=== Problem to solve ===
Below are the lines to check; count those holding the string "that" and give only the number.

(Web page and app entries)
....................

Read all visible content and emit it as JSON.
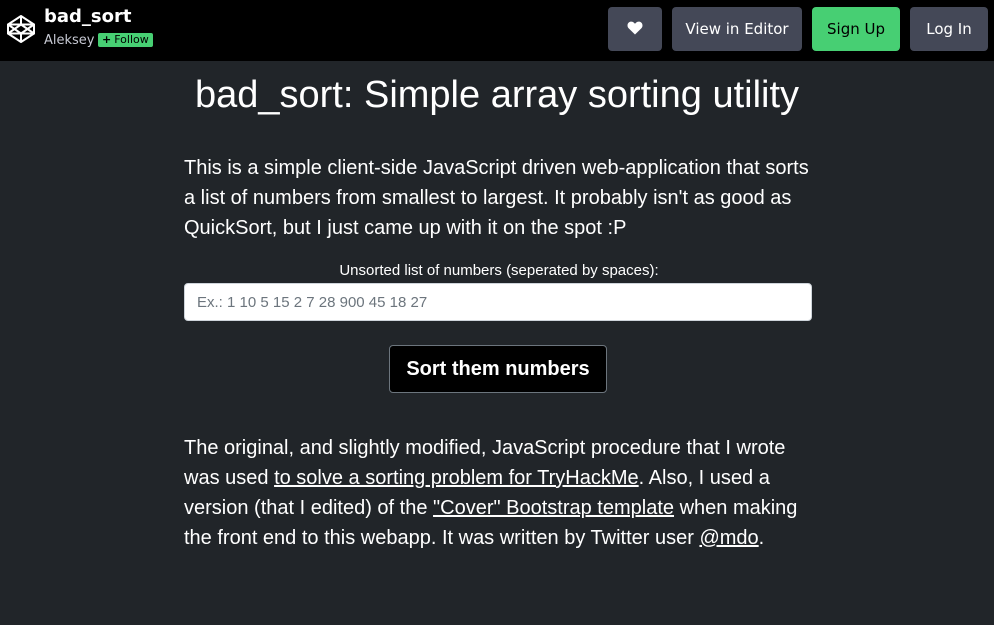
{
  "header": {
    "pen_title": "bad_sort",
    "author": "Aleksey",
    "follow_label": "Follow",
    "heart_icon": "heart-icon",
    "view_editor_label": "View in Editor",
    "signup_label": "Sign Up",
    "login_label": "Log In",
    "colors": {
      "bar": "#000000",
      "signup": "#47cf73",
      "button": "#444857"
    }
  },
  "main": {
    "title": "bad_sort: Simple array sorting utility",
    "intro": "This is a simple client-side JavaScript driven web-application that sorts a list of numbers from smallest to largest. It probably isn't as good as QuickSort, but I just came up with it on the spot :P",
    "input_label": "Unsorted list of numbers (seperated by spaces):",
    "input_placeholder": "Ex.: 1 10 5 15 2 7 28 900 45 18 27",
    "input_value": "",
    "sort_button": "Sort them numbers",
    "outro": {
      "part1": "The original, and slightly modified, JavaScript procedure that I wrote was used ",
      "link1": "to solve a sorting problem for TryHackMe",
      "part2": ". Also, I used a version (that I edited) of the ",
      "link2": "\"Cover\" Bootstrap template",
      "part3": " when making the front end to this webapp. It was written by Twitter user ",
      "link3": "@mdo",
      "part4": "."
    },
    "background_color": "#212529"
  }
}
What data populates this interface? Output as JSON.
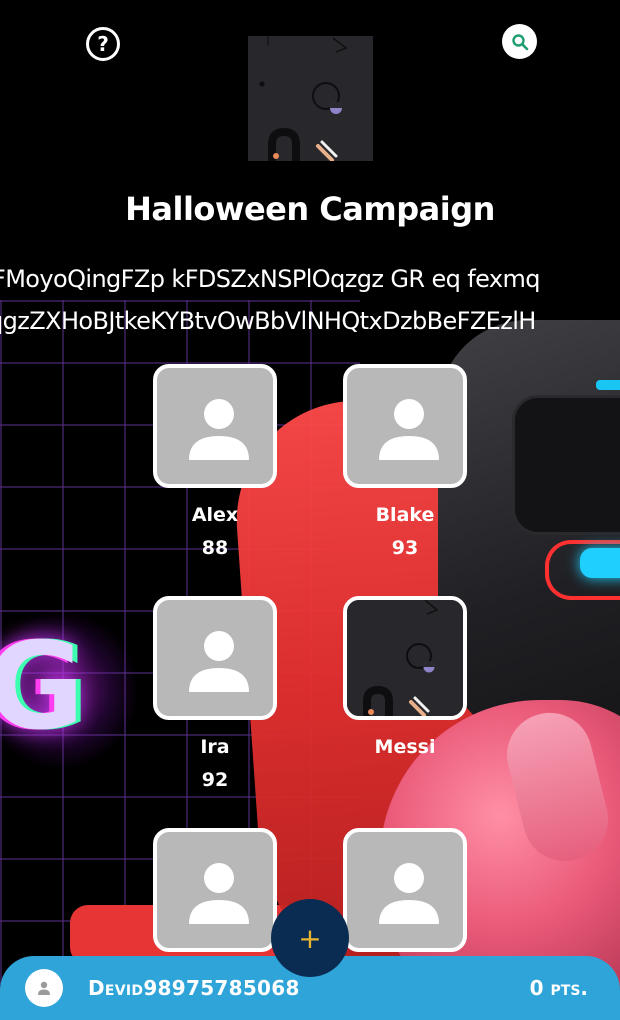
{
  "header": {
    "help_icon": "question-circle-icon",
    "search_icon": "search-icon",
    "campaign_image": "campaign-art"
  },
  "campaign": {
    "title": "Halloween Campaign",
    "description_line1": "FMoyoQingFZp kFDSZxNSPlOqzgz GR eq fexmq",
    "description_line2": "qgzZXHoBJtkeKYBtvOwBbVlNHQtxDzbBeFZEzlH"
  },
  "players": [
    {
      "name": "Alex",
      "score": "88",
      "avatar": "default-avatar"
    },
    {
      "name": "Blake",
      "score": "93",
      "avatar": "default-avatar"
    },
    {
      "name": "Ira",
      "score": "92",
      "avatar": "default-avatar"
    },
    {
      "name": "Messi",
      "score": "",
      "avatar": "custom-art"
    },
    {
      "name": "",
      "score": "",
      "avatar": "default-avatar"
    },
    {
      "name": "",
      "score": "",
      "avatar": "default-avatar"
    }
  ],
  "fab": {
    "label": "+",
    "color": "#e8b531"
  },
  "footer": {
    "username": "Devid98975785068",
    "points": "0 pts."
  },
  "colors": {
    "bottom_bar": "#2ea4d8",
    "fab_bg": "#0a2b52",
    "search_icon": "#1f9e6f",
    "tile_border": "#ffffff",
    "tile_placeholder": "#b8b8b8"
  }
}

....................

=== Your solution ===
3